Page and application data records
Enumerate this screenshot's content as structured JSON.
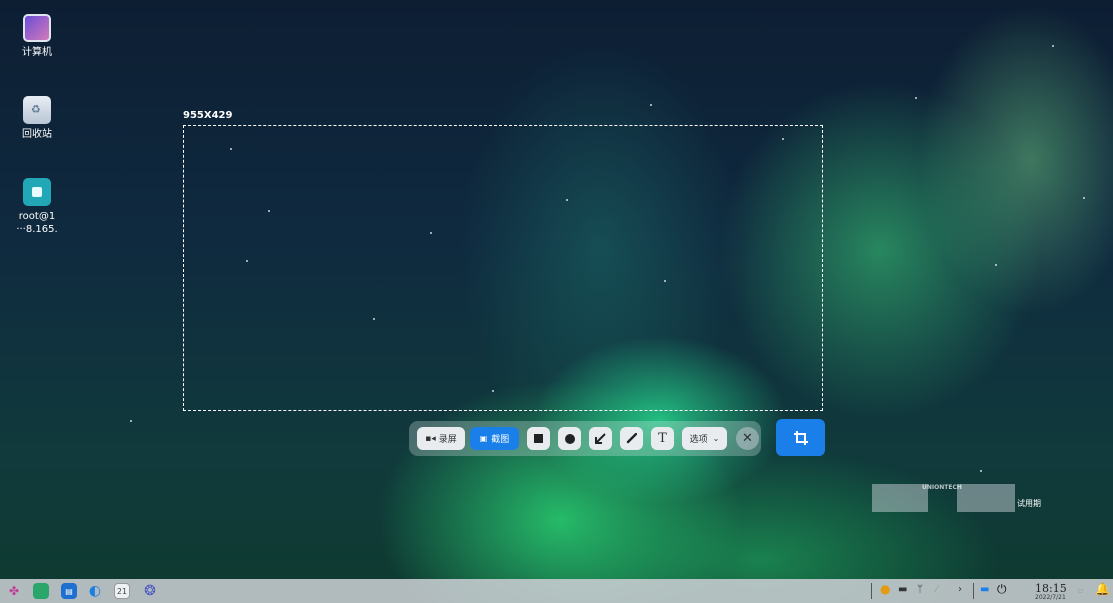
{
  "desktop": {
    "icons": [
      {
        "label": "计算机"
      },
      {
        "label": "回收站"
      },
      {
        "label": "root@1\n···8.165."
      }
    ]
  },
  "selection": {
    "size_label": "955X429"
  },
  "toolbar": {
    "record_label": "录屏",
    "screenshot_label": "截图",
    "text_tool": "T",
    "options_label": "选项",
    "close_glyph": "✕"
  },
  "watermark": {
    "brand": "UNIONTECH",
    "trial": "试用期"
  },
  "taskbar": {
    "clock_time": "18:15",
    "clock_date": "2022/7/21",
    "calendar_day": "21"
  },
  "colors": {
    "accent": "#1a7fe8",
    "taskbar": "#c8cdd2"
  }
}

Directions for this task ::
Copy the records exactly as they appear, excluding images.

Answer to this problem ::
Enumerate this screenshot's content as structured JSON.
{
  "desktop": {
    "icons": [
      {
        "label": "计算机"
      },
      {
        "label": "回收站"
      },
      {
        "label": "root@1\n···8.165."
      }
    ]
  },
  "selection": {
    "size_label": "955X429"
  },
  "toolbar": {
    "record_label": "录屏",
    "screenshot_label": "截图",
    "text_tool": "T",
    "options_label": "选项",
    "close_glyph": "✕"
  },
  "watermark": {
    "brand": "UNIONTECH",
    "trial": "试用期"
  },
  "taskbar": {
    "clock_time": "18:15",
    "clock_date": "2022/7/21",
    "calendar_day": "21"
  },
  "colors": {
    "accent": "#1a7fe8",
    "taskbar": "#c8cdd2"
  }
}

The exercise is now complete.